# ASSIGNED TASK:
Across all of the records below, determine the number of lines containing the string "Ctrl"; reply with that number only.

****************************************

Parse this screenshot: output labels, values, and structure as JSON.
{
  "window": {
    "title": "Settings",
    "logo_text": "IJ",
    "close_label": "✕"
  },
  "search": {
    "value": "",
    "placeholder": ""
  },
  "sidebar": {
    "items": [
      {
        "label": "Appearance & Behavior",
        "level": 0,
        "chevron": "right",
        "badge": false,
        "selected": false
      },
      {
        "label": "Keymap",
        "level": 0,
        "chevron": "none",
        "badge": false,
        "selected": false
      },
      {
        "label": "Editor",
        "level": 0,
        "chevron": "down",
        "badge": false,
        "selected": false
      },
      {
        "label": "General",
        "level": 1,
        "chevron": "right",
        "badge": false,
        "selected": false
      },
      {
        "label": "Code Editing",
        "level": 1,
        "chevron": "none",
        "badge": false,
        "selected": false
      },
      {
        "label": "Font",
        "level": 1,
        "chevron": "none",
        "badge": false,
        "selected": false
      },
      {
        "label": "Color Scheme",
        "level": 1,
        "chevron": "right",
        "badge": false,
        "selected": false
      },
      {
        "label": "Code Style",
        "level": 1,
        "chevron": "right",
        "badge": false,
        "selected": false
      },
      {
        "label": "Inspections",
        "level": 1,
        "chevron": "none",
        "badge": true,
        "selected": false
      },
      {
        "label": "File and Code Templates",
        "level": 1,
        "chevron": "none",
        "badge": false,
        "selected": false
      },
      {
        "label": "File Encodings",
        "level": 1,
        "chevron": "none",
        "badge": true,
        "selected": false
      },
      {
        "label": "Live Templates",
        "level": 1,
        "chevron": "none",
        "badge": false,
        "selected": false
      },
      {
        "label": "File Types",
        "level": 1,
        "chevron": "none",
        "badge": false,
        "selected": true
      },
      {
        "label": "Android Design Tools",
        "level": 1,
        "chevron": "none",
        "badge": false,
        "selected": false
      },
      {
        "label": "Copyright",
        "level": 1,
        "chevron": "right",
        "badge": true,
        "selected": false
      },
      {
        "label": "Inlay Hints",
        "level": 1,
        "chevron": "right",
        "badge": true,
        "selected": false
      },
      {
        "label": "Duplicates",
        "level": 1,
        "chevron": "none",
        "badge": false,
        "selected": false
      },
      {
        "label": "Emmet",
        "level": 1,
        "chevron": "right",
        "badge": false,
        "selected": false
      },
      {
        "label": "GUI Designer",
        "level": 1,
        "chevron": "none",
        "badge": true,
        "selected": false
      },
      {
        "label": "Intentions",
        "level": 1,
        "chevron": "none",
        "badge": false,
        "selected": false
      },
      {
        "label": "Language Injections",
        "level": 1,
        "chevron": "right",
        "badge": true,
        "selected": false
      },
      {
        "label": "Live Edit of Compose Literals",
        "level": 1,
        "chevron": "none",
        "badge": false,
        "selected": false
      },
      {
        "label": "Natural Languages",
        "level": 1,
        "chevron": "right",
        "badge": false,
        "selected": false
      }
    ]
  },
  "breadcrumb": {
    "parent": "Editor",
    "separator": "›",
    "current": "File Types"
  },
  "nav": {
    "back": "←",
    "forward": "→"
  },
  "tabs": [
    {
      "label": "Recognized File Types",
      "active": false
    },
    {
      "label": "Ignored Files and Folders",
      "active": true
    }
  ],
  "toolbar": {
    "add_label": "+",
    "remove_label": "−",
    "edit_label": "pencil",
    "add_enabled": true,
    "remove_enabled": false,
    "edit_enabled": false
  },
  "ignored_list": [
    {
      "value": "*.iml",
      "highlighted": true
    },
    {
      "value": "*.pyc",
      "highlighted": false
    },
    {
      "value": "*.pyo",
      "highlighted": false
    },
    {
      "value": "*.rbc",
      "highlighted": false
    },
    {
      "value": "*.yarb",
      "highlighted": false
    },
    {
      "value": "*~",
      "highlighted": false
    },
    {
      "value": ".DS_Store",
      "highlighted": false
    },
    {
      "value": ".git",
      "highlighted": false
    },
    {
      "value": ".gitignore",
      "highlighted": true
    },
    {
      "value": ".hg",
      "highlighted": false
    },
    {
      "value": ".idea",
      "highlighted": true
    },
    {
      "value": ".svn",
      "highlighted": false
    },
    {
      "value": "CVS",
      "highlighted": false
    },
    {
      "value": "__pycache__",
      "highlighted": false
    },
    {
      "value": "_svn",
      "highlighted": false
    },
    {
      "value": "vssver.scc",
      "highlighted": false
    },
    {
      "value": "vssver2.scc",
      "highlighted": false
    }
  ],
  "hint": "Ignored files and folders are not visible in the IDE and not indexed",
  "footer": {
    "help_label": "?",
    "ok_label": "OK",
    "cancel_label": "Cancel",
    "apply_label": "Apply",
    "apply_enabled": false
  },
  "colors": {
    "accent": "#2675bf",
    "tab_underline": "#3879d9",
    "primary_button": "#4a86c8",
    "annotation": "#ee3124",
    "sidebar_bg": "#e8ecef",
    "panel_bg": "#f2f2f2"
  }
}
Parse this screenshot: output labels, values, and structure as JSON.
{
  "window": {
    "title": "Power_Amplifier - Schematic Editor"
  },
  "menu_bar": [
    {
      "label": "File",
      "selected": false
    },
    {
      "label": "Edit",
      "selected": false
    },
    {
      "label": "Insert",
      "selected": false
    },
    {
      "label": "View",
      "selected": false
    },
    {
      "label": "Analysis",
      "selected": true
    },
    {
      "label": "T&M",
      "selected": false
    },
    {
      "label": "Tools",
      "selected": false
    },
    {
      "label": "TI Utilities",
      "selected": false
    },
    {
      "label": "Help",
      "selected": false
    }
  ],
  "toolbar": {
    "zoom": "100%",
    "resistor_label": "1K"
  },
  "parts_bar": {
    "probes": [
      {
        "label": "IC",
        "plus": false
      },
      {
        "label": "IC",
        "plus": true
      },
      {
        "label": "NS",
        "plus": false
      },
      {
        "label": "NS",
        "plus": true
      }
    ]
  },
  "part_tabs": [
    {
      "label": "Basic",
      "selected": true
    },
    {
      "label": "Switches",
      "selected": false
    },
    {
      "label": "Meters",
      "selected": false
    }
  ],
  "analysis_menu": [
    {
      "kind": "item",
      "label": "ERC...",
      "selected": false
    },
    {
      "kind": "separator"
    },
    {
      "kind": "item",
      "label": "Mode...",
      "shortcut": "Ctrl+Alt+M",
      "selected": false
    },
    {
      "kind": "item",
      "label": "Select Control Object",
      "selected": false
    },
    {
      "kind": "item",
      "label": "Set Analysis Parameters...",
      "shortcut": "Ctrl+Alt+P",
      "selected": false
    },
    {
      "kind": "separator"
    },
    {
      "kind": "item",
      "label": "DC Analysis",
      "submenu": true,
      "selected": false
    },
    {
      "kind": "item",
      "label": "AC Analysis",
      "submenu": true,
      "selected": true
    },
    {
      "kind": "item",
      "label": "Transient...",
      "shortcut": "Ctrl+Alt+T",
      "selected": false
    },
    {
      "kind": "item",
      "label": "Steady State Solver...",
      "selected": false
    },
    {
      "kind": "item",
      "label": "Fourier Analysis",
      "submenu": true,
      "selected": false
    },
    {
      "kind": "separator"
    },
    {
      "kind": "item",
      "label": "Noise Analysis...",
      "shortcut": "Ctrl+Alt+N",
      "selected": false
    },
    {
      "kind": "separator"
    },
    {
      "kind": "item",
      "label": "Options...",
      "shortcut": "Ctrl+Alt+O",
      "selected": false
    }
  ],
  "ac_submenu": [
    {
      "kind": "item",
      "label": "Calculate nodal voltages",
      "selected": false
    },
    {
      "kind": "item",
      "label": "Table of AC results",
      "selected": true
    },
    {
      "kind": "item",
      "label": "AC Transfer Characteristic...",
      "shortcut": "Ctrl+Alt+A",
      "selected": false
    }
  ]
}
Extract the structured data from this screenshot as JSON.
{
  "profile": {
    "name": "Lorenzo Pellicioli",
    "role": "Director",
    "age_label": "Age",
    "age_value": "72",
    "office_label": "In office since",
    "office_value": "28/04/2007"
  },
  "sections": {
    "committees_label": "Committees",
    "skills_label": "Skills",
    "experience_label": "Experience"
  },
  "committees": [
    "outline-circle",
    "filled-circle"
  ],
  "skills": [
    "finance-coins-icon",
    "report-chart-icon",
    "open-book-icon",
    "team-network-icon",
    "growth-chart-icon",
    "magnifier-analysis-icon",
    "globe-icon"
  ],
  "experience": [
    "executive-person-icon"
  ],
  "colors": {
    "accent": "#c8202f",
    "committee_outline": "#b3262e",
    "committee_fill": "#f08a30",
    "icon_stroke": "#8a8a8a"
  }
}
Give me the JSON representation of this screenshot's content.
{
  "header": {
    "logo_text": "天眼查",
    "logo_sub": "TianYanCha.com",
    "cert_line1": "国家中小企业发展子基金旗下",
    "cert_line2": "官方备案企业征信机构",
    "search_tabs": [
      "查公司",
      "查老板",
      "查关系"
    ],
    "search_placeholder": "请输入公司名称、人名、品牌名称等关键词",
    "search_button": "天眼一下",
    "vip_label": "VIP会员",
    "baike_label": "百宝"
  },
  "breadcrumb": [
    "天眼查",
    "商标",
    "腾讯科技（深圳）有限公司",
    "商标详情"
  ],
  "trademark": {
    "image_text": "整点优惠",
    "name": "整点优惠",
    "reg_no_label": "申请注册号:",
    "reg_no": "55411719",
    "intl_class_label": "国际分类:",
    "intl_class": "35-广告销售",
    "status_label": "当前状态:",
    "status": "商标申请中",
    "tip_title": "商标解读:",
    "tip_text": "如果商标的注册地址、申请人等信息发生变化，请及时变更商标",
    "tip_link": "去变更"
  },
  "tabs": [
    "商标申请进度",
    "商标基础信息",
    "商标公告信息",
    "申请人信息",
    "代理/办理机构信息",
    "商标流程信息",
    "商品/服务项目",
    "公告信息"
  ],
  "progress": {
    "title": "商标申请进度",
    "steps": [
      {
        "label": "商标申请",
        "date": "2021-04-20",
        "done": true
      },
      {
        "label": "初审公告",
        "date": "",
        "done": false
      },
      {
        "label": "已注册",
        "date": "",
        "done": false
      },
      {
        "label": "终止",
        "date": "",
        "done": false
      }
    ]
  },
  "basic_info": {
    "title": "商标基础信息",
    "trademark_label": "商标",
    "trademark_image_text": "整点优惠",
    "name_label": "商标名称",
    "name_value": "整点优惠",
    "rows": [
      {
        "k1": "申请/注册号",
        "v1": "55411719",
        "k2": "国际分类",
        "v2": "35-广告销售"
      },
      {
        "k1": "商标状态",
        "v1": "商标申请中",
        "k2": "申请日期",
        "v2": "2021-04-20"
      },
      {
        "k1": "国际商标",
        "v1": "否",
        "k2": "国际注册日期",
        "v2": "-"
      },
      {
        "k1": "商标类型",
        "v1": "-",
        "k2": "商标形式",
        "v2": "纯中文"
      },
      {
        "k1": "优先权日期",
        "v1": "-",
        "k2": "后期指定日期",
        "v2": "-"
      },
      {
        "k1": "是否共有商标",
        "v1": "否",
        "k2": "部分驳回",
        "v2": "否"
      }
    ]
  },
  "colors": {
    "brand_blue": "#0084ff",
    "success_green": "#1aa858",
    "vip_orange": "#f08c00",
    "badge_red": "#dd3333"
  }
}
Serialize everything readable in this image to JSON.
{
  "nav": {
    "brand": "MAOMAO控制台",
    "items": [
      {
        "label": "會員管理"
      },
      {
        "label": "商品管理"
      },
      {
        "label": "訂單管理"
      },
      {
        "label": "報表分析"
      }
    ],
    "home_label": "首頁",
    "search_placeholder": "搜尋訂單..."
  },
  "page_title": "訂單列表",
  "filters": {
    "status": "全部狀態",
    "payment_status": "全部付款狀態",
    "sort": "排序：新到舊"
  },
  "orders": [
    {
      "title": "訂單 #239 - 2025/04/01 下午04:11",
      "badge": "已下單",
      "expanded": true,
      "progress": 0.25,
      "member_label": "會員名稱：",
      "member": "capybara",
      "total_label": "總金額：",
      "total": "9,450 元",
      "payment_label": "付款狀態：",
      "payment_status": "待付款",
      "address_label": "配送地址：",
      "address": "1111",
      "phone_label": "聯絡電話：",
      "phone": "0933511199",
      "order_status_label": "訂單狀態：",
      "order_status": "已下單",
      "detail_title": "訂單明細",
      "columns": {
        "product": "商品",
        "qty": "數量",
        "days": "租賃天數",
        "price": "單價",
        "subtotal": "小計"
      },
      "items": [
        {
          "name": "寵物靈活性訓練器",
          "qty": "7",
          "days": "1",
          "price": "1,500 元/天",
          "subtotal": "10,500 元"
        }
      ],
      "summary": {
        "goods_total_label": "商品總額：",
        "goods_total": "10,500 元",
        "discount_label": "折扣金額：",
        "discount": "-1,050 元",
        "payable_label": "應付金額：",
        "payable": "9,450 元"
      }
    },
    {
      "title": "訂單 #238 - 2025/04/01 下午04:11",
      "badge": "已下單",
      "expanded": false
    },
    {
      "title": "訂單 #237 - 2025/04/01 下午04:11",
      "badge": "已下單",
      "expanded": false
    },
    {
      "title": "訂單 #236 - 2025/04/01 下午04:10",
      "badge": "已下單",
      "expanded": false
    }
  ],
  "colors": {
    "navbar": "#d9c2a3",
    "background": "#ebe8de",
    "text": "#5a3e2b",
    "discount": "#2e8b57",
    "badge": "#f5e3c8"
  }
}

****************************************

# RESPONSE AREA:
6